DATA PROVIDED: Begin

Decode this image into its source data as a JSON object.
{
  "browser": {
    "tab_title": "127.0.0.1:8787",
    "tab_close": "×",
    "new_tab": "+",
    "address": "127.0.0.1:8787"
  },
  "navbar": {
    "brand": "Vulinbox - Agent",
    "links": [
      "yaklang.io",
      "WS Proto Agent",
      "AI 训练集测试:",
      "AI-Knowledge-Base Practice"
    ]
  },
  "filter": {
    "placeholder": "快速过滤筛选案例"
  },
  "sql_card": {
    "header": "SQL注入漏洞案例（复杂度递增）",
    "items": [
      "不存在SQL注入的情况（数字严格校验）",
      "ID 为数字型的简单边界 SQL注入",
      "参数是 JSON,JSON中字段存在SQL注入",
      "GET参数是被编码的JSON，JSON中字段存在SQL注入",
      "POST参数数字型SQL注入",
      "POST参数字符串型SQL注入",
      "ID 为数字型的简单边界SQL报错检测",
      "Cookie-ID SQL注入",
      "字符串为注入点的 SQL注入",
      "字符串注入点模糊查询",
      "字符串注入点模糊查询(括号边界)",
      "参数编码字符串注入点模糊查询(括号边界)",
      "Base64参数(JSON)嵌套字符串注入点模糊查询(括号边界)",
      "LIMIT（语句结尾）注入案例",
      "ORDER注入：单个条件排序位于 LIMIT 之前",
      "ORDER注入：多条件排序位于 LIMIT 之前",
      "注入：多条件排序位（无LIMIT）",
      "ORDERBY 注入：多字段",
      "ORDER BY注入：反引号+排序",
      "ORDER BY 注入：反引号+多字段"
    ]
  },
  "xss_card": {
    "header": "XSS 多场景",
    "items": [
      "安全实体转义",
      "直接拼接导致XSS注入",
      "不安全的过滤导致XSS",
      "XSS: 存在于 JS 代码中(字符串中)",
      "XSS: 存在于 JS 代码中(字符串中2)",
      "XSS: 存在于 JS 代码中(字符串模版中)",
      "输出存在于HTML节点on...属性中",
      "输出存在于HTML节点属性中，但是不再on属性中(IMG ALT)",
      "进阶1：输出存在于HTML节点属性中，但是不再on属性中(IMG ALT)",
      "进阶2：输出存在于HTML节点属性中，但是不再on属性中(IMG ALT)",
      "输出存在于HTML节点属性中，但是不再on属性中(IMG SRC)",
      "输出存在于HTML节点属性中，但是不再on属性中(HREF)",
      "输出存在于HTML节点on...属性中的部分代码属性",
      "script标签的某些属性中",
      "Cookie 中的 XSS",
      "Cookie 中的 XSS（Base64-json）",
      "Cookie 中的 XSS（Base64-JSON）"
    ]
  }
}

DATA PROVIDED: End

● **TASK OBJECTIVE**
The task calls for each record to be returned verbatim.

● **RESULT FOR THIS EXERCISE**
Decode this image into its source data as a JSON object.
{
  "browser": {
    "tab_title": "127.0.0.1:8787",
    "tab_close": "×",
    "new_tab": "+",
    "address": "127.0.0.1:8787"
  },
  "navbar": {
    "brand": "Vulinbox - Agent",
    "links": [
      "yaklang.io",
      "WS Proto Agent",
      "AI 训练集测试:",
      "AI-Knowledge-Base Practice"
    ]
  },
  "filter": {
    "placeholder": "快速过滤筛选案例"
  },
  "sql_card": {
    "header": "SQL注入漏洞案例（复杂度递增）",
    "items": [
      "不存在SQL注入的情况（数字严格校验）",
      "ID 为数字型的简单边界 SQL注入",
      "参数是 JSON,JSON中字段存在SQL注入",
      "GET参数是被编码的JSON，JSON中字段存在SQL注入",
      "POST参数数字型SQL注入",
      "POST参数字符串型SQL注入",
      "ID 为数字型的简单边界SQL报错检测",
      "Cookie-ID SQL注入",
      "字符串为注入点的 SQL注入",
      "字符串注入点模糊查询",
      "字符串注入点模糊查询(括号边界)",
      "参数编码字符串注入点模糊查询(括号边界)",
      "Base64参数(JSON)嵌套字符串注入点模糊查询(括号边界)",
      "LIMIT（语句结尾）注入案例",
      "ORDER注入：单个条件排序位于 LIMIT 之前",
      "ORDER注入：多条件排序位于 LIMIT 之前",
      "注入：多条件排序位（无LIMIT）",
      "ORDERBY 注入：多字段",
      "ORDER BY注入：反引号+排序",
      "ORDER BY 注入：反引号+多字段"
    ]
  },
  "xss_card": {
    "header": "XSS 多场景",
    "items": [
      "安全实体转义",
      "直接拼接导致XSS注入",
      "不安全的过滤导致XSS",
      "XSS: 存在于 JS 代码中(字符串中)",
      "XSS: 存在于 JS 代码中(字符串中2)",
      "XSS: 存在于 JS 代码中(字符串模版中)",
      "输出存在于HTML节点on...属性中",
      "输出存在于HTML节点属性中，但是不再on属性中(IMG ALT)",
      "进阶1：输出存在于HTML节点属性中，但是不再on属性中(IMG ALT)",
      "进阶2：输出存在于HTML节点属性中，但是不再on属性中(IMG ALT)",
      "输出存在于HTML节点属性中，但是不再on属性中(IMG SRC)",
      "输出存在于HTML节点属性中，但是不再on属性中(HREF)",
      "输出存在于HTML节点on...属性中的部分代码属性",
      "script标签的某些属性中",
      "Cookie 中的 XSS",
      "Cookie 中的 XSS（Base64-json）",
      "Cookie 中的 XSS（Base64-JSON）"
    ]
  }
}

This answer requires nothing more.